# [Supplied records]
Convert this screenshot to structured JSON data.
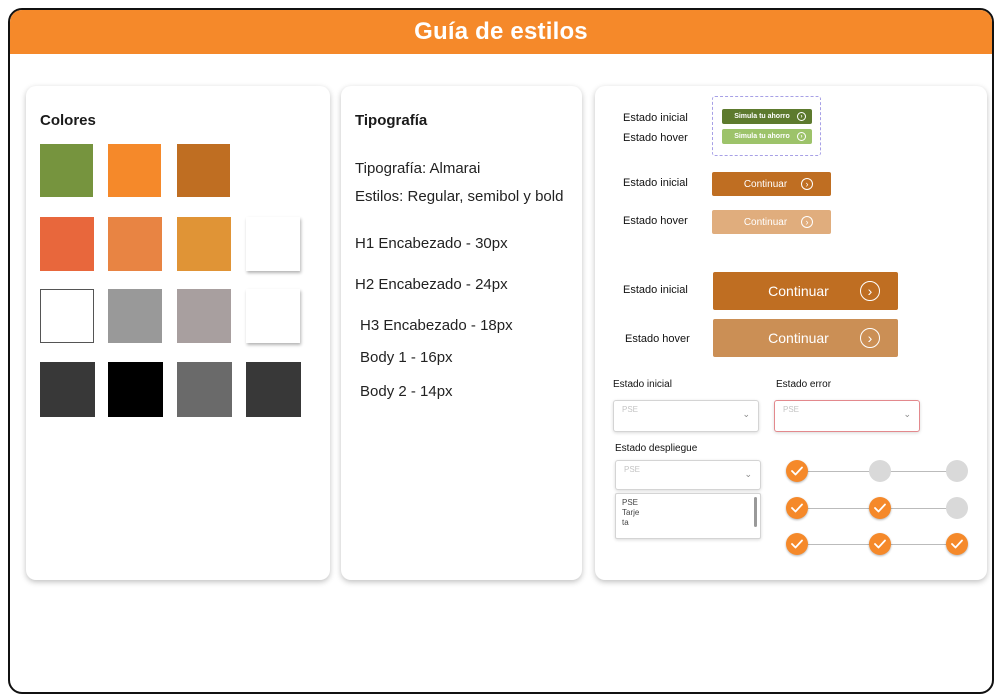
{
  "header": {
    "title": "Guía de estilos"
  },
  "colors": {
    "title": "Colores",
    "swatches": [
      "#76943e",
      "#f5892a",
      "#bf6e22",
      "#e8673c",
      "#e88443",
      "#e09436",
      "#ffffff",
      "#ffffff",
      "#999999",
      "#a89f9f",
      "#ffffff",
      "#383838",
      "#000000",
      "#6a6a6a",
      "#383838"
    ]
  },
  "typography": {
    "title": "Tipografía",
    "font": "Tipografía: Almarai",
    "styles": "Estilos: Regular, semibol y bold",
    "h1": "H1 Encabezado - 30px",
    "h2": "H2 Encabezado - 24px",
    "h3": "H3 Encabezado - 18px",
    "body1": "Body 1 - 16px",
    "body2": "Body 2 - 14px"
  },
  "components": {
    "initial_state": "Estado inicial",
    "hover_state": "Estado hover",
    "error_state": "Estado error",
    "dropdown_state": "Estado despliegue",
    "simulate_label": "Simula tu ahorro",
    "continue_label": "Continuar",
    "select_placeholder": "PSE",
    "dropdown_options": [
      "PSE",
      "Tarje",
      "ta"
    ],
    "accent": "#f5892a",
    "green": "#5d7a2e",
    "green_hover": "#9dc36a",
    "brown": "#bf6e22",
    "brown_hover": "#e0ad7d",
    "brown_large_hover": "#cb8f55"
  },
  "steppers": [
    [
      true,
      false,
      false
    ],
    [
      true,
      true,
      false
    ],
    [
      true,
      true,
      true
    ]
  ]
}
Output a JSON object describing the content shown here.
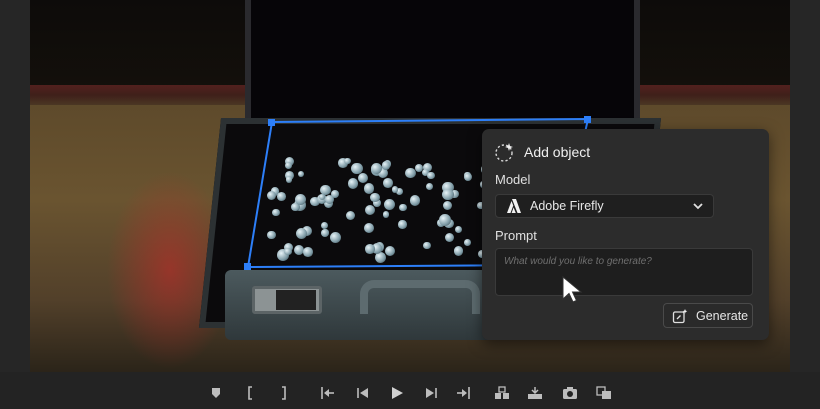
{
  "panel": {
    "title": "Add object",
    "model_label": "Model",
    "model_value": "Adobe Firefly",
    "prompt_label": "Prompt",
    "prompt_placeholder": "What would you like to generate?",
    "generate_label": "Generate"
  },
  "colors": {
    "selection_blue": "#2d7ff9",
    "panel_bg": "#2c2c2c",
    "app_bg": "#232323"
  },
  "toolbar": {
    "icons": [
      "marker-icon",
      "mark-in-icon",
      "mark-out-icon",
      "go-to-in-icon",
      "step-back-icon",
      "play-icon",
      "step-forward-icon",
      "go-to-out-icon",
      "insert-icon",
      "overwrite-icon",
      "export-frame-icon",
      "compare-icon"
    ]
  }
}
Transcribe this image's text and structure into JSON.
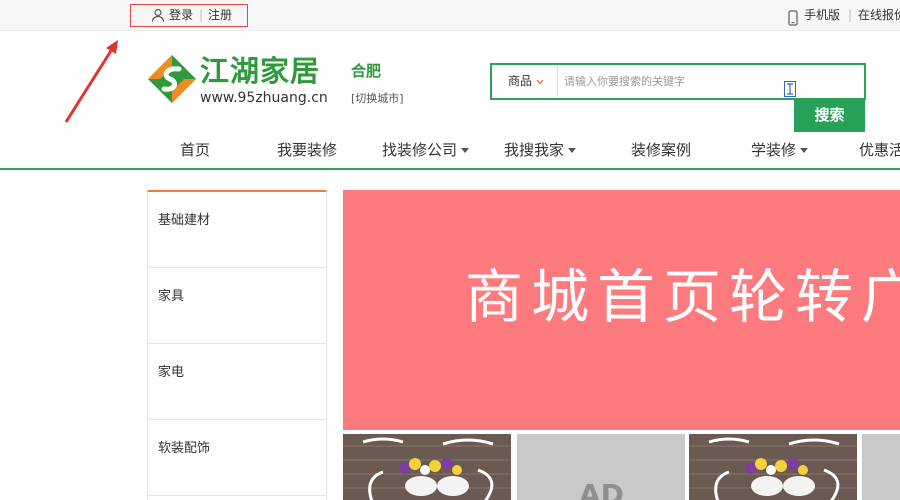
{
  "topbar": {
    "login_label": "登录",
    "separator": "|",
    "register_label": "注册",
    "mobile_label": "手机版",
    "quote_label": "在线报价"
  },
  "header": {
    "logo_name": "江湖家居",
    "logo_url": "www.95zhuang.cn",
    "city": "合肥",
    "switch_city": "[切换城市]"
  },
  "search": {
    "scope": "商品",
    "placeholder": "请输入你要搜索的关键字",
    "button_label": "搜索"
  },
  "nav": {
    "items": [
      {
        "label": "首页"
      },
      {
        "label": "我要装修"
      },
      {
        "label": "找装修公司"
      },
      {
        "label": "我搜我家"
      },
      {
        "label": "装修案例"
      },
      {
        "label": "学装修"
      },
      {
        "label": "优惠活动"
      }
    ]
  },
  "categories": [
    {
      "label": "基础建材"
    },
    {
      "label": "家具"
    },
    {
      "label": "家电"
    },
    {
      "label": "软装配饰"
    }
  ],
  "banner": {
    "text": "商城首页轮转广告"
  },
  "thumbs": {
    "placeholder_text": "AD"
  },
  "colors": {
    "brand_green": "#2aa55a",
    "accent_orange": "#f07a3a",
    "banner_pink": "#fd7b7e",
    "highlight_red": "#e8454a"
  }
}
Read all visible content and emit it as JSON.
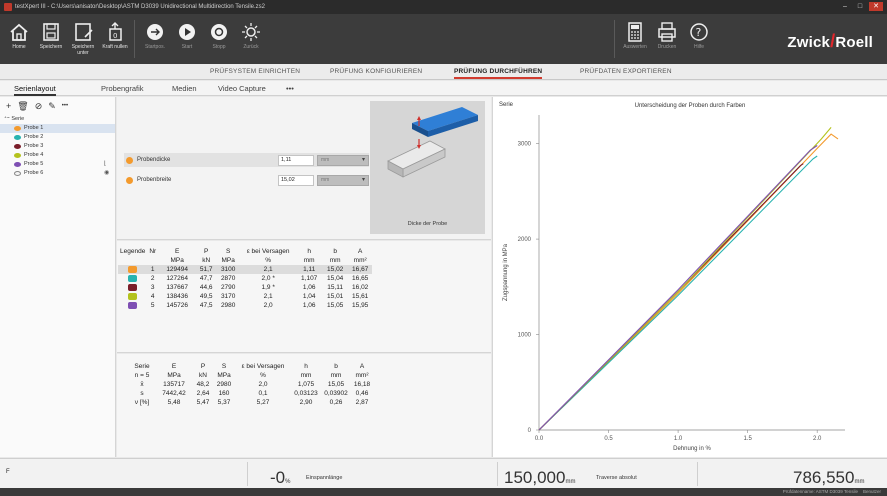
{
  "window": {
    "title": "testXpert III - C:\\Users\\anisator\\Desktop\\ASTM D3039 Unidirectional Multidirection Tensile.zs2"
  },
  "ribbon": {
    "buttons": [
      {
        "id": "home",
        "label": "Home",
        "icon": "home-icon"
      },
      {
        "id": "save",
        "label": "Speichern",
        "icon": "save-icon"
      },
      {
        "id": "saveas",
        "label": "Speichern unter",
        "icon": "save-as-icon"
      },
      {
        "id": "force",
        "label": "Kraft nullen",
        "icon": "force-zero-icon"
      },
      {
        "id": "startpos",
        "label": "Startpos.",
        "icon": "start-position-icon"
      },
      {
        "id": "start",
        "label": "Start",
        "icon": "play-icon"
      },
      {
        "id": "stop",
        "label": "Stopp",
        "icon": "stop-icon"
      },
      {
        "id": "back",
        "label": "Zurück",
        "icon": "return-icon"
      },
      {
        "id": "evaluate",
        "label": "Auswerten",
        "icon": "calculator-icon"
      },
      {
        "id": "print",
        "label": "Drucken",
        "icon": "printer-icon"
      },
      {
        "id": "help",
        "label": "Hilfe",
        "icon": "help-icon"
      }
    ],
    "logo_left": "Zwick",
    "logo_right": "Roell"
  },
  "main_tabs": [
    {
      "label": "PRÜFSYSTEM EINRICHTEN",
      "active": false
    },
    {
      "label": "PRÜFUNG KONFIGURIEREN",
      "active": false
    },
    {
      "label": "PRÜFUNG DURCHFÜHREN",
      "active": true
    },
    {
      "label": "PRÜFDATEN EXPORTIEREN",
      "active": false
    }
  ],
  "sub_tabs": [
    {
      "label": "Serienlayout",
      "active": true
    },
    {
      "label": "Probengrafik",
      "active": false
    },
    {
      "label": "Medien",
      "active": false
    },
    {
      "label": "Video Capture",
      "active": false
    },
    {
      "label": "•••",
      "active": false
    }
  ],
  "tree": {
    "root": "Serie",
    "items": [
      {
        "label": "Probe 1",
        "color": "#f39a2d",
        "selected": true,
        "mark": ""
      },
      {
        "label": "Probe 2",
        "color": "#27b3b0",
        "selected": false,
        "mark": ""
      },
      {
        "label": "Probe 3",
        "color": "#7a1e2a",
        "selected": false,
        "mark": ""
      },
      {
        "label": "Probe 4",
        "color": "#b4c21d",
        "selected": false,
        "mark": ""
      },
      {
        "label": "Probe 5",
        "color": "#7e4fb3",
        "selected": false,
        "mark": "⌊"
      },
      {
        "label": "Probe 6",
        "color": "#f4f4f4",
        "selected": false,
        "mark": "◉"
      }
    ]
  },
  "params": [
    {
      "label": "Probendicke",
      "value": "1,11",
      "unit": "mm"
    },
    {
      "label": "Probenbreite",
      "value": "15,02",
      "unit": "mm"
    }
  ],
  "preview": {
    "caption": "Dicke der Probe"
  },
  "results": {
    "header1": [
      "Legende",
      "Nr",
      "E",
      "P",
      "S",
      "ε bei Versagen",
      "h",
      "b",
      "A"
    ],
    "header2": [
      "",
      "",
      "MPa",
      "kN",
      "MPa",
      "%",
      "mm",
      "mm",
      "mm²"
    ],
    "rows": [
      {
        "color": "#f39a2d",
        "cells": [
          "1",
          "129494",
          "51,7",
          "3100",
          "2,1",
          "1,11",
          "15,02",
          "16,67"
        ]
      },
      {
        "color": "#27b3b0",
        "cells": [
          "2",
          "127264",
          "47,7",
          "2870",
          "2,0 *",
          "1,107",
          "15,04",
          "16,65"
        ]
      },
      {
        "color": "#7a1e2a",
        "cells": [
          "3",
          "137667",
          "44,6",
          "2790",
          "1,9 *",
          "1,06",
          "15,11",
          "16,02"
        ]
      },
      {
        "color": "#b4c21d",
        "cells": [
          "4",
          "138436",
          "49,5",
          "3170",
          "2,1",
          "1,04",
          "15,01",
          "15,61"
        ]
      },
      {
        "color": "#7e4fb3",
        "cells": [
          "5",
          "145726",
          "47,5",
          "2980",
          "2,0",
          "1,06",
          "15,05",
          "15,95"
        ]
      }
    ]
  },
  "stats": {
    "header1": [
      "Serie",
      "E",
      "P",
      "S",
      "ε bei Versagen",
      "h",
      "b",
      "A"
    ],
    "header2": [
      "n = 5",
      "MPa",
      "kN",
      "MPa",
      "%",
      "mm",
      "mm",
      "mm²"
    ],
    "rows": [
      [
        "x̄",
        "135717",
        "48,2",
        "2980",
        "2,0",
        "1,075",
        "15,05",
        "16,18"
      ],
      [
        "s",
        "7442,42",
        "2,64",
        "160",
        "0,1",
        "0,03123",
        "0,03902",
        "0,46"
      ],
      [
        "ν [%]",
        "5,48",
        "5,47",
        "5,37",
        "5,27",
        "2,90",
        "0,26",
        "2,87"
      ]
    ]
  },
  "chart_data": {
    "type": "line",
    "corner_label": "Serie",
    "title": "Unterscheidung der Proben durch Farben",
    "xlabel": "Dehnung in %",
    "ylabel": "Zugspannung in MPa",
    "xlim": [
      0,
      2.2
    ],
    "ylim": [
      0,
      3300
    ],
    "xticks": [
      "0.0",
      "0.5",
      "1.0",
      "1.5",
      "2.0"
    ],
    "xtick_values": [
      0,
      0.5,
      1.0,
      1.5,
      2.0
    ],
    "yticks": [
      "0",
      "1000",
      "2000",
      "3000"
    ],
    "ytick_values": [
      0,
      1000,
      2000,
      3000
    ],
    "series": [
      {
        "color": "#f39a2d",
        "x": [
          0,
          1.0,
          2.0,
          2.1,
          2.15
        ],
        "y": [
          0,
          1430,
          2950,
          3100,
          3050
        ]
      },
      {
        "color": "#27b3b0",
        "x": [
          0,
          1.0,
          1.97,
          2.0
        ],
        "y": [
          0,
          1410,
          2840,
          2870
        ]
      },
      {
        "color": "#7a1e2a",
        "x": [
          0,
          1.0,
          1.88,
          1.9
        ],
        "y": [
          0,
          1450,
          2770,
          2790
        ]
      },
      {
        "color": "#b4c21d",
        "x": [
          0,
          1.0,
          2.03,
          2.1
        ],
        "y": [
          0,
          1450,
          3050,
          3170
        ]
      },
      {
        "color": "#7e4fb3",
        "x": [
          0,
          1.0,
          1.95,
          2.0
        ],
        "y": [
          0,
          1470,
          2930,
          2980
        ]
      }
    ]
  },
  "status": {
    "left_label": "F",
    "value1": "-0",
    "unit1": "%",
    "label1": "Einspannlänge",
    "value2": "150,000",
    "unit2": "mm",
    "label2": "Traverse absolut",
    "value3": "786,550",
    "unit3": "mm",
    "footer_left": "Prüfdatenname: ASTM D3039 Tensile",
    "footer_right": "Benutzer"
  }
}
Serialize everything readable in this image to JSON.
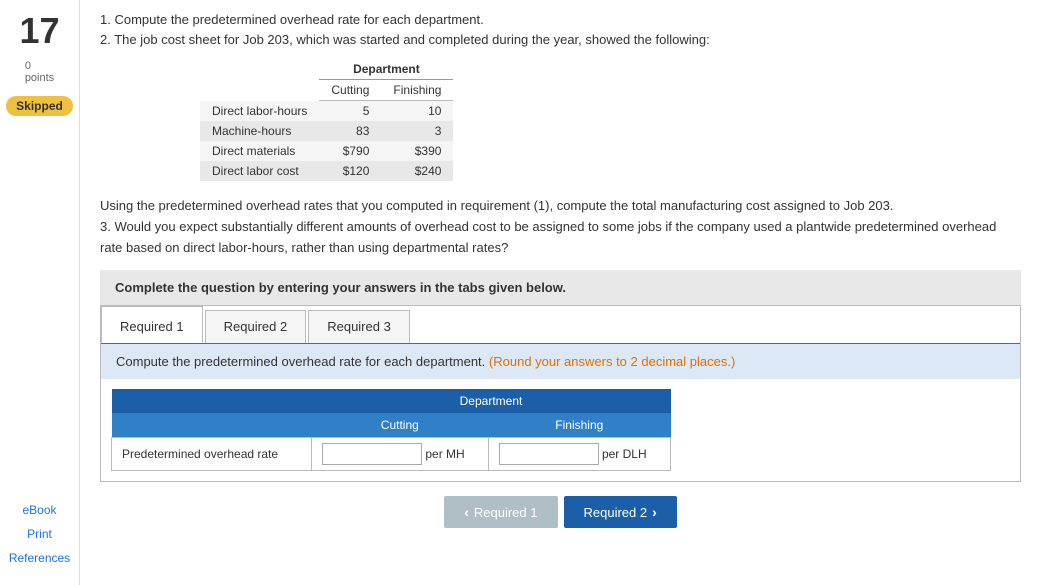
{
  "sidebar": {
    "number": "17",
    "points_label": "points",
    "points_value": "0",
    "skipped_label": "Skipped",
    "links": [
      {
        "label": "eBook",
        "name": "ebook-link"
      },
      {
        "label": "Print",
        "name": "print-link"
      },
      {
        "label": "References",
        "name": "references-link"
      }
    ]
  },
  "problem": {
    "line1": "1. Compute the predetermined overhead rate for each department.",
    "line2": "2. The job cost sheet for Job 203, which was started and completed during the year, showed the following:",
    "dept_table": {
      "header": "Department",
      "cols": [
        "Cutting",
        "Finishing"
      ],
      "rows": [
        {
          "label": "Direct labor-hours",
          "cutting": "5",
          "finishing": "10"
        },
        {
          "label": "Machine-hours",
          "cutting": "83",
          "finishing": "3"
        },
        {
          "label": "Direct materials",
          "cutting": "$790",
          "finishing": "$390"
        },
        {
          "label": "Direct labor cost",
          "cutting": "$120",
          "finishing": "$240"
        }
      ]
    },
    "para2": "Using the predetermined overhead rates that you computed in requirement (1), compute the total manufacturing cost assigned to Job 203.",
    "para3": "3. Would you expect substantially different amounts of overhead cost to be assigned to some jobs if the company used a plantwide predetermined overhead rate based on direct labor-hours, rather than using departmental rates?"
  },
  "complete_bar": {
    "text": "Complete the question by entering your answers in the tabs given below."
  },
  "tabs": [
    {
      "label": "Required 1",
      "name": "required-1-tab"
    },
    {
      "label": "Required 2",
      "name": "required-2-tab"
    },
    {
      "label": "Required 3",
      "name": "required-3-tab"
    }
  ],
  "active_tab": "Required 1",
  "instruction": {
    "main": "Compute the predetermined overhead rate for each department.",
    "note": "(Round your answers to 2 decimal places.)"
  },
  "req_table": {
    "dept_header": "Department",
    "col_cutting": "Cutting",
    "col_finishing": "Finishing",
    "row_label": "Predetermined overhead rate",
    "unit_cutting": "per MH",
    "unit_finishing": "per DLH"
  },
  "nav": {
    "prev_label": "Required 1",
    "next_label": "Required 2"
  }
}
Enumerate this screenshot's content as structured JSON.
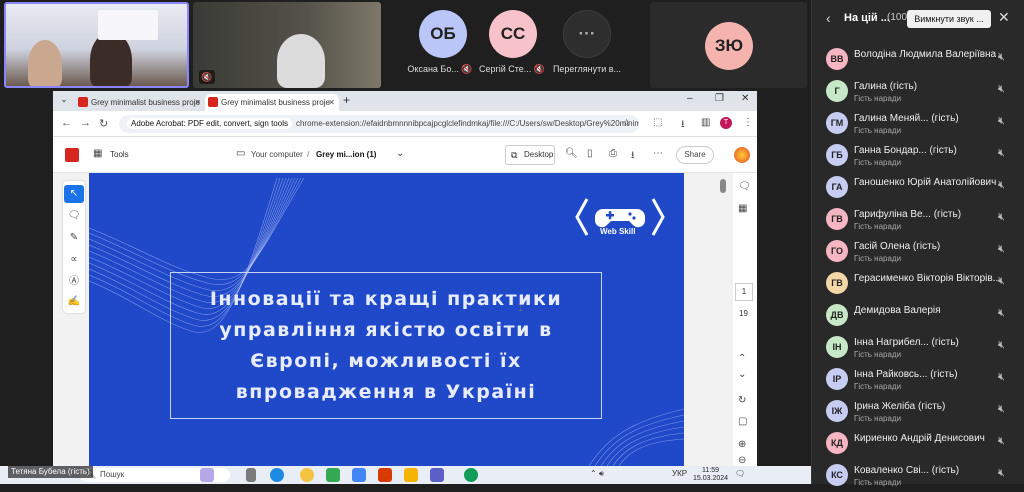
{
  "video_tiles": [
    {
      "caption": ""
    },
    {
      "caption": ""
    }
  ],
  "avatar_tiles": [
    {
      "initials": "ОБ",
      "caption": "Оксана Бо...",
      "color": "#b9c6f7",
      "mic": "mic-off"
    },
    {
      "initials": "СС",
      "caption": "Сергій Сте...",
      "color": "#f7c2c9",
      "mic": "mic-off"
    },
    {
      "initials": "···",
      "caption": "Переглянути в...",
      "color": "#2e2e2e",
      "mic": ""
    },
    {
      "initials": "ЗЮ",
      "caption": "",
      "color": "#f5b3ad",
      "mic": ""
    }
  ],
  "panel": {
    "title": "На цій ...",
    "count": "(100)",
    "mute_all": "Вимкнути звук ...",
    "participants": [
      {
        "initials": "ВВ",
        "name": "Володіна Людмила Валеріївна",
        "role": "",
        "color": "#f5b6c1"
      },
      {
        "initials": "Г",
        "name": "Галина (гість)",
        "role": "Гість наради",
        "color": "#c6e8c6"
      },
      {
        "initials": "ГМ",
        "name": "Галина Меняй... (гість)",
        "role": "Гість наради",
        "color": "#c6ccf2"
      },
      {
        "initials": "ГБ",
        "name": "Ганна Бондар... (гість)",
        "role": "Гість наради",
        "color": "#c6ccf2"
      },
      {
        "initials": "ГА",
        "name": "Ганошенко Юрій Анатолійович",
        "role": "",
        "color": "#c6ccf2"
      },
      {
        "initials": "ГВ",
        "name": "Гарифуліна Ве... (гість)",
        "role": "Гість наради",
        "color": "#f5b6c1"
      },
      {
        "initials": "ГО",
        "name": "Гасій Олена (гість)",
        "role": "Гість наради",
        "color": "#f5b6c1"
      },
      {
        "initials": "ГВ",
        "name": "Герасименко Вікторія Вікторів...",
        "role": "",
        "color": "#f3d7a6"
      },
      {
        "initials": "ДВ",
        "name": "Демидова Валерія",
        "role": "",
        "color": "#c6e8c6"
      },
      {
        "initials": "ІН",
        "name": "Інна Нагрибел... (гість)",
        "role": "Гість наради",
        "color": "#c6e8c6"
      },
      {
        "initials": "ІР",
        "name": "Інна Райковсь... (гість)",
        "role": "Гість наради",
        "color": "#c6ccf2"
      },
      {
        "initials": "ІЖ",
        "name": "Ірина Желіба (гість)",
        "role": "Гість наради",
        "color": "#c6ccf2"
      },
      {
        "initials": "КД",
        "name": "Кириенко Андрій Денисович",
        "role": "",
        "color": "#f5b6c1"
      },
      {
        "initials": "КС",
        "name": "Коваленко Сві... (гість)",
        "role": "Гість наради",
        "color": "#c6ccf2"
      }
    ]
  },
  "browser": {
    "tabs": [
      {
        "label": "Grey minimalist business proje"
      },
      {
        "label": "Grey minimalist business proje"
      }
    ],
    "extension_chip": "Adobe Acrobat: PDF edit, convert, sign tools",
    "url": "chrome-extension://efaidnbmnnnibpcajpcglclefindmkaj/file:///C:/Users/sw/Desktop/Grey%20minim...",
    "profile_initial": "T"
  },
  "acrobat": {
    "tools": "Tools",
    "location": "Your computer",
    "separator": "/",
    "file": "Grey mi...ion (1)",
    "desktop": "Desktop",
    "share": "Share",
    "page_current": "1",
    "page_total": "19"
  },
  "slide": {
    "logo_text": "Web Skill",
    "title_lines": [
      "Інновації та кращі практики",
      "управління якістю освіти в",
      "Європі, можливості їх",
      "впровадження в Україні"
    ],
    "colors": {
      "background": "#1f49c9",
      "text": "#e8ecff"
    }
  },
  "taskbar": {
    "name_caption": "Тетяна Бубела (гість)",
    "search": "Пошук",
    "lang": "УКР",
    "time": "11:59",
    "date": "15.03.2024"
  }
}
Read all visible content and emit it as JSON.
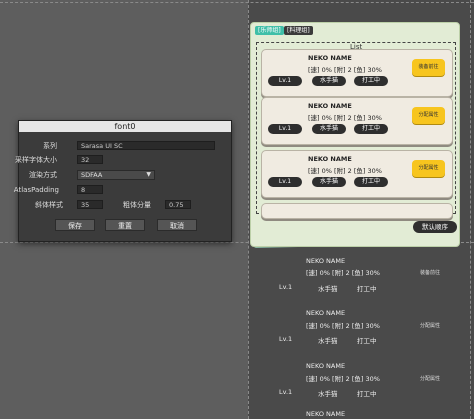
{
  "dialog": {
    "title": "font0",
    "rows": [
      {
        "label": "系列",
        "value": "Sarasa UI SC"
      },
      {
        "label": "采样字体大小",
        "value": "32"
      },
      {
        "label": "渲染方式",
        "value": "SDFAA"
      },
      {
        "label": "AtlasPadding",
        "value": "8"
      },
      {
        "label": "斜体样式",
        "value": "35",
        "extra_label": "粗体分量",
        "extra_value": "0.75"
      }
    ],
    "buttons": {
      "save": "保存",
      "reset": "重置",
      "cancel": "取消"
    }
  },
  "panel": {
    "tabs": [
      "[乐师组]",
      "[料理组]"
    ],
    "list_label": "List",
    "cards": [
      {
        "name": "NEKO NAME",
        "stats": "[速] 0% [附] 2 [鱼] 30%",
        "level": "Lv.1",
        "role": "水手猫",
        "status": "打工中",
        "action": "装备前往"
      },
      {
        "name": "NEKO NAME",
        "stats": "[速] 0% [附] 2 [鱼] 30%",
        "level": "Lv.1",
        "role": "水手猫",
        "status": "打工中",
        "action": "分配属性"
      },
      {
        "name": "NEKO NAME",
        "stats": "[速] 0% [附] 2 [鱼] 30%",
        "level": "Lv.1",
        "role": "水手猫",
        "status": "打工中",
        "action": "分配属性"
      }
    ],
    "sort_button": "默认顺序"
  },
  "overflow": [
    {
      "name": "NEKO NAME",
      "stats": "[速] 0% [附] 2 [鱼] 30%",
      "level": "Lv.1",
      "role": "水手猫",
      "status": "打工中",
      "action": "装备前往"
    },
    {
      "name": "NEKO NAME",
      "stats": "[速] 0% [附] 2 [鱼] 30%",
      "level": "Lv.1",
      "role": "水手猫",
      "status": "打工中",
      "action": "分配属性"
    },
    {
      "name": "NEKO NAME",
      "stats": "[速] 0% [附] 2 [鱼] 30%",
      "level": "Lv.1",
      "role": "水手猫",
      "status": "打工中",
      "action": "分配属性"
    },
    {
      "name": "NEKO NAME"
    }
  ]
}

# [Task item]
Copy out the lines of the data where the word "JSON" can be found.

# [Your response]
Convert this screenshot to structured JSON data.
Output a JSON object describing the content shown here.
Transcribe this image's text and structure into JSON.
Read all visible content and emit it as JSON.
Serialize everything readable in this image to JSON.
Enumerate this screenshot's content as structured JSON.
Read all visible content and emit it as JSON.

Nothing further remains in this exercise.